Grass-fed beef is an estimated 47% more expensive than grain-fed beef and is generally produced on a much smaller scale (29).

However, it’s possible to drastically reduce the cost of grass-fed and finished beef by buying directly from farmers, buying in bulk, or taking part in a cow share. 

Affordable grass-fed options are also popping up at stores like Walmart and Sam’s Club.

7. Environmental Impact

Cow grazing in a field.

Grass-finished livestock can contribute to carbon sequestration, nutrient cycling, and clean water (30). 

Regeneratively raised cattle (like those our supplements come from) can even be carbon-negative

When managed improperly, agricultural and feedlot runoff can pollute public waters and air (31, 32, 33, 34). This can pose a risk to aquatic life and recreational and drinking water sources.

8. Toxin Exposure

Grain-fed cattle may be exposed to moldy feed (35, 36). Mycotoxins can develop at any stage (growing, harvesting, or storage) and in various environments. 

Mycotoxins are fungal toxins found in mold spores and fragments. They can be ingested through food, air, or the skin. 

Next, you’ve likely heard about glyphosate at some point. 

Pesticides being applied in a field.

This herbicide is used globally on crops like corn, soy, and wheat (to name a few)(37). 

Glyphosate is regularly applied to crops during the growing season, resulting in residues on livestock feed (38).

Glyphosate residues are also commonly detected in water, soil, and human urine (39). It can also accumulate in grains, leaves, and fruit.  

Pastures generally aren’t sprayed with glyphosate as it kills growing grass (40). 

Additionally, a significant amount of corn and soy fed to livestock is genetically engineered and sprayed with glyphosate (41).

Organic production practices prohibit herbicides like glyphosate, but organic products may still be exposed through runoff or spray drift. 

Lastly, animals raised on diverse pastures need fewer antibiotics than those raised in feedlots or monoculture pastures (42). 

As mentioned earlier, overuse of antibiotics in feedlots contributes to antibiotic resistance.

9. Glutathione Content 

Glutathione is a powerful antioxidant that assists functions such as detoxification (43).

A study from 2021 found that grass-fed beef contained higher levels of glutathione (44). It is known that lush green forages can have elevated glutathione levels (45). 

Grain-fed cattle will either not receive these or in smaller amounts.

10. Taste

Most Americans are raised on grain-fed beef, and people tend to prefer the taste of what they’re accustomed to (46). 

So, many individuals find that grain-fed beef is tastier! 

Taste is a main differentiator between grass-fed vs grain-fed beef.

It’s important to know that grass-fed beef requires different cooking strategies due to its lower fat content. Grass-fed beef cooks faster and is ideal at rare or medium-rare temperatures. 
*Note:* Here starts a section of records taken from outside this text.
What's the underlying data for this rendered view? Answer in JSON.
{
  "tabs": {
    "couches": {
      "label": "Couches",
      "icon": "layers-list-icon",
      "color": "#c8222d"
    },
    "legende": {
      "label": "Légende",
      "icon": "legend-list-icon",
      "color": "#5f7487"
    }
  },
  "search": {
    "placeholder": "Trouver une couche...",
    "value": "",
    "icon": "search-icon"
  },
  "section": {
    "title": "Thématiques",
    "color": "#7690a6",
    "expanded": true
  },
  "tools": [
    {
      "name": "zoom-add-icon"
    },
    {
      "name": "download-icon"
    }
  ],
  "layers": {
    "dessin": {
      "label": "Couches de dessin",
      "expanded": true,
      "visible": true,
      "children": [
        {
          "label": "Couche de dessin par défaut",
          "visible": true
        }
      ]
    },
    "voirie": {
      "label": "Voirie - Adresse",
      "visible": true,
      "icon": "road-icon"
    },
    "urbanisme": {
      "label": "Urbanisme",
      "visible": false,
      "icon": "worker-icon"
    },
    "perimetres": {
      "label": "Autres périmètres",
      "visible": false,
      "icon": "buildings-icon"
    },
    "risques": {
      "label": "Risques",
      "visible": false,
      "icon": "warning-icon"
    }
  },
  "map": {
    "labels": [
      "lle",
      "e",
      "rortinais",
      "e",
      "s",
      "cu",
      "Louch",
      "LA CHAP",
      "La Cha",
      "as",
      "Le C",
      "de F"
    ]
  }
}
If you’re eating steak, how you cut it matters too! 

The Bottom Line on Grass-Fed vs Grain-Fed Beef

Meat labels nowadays can be incredibly confusing, and it’s tough to find answers at your local supermarket. 

Grass-finished beef from a local farmer is ideal if you can afford it. 

If not, look for locally raised beef, primarily fed grass that can roam freely. 

It’s not the end of the world if cattle are given a small amount of grains before processing! 

But do your best to avoid or limit beef from feedlots. These animals are often pumped full of antibiotics and low-quality feed. 

If you want to truly understand where your beef comes from, how it was raised, and how it impacts the environment, look to forge a connection with local farmers!

Subscribe to future articles like this:

Enjoyed this read?
Get new articles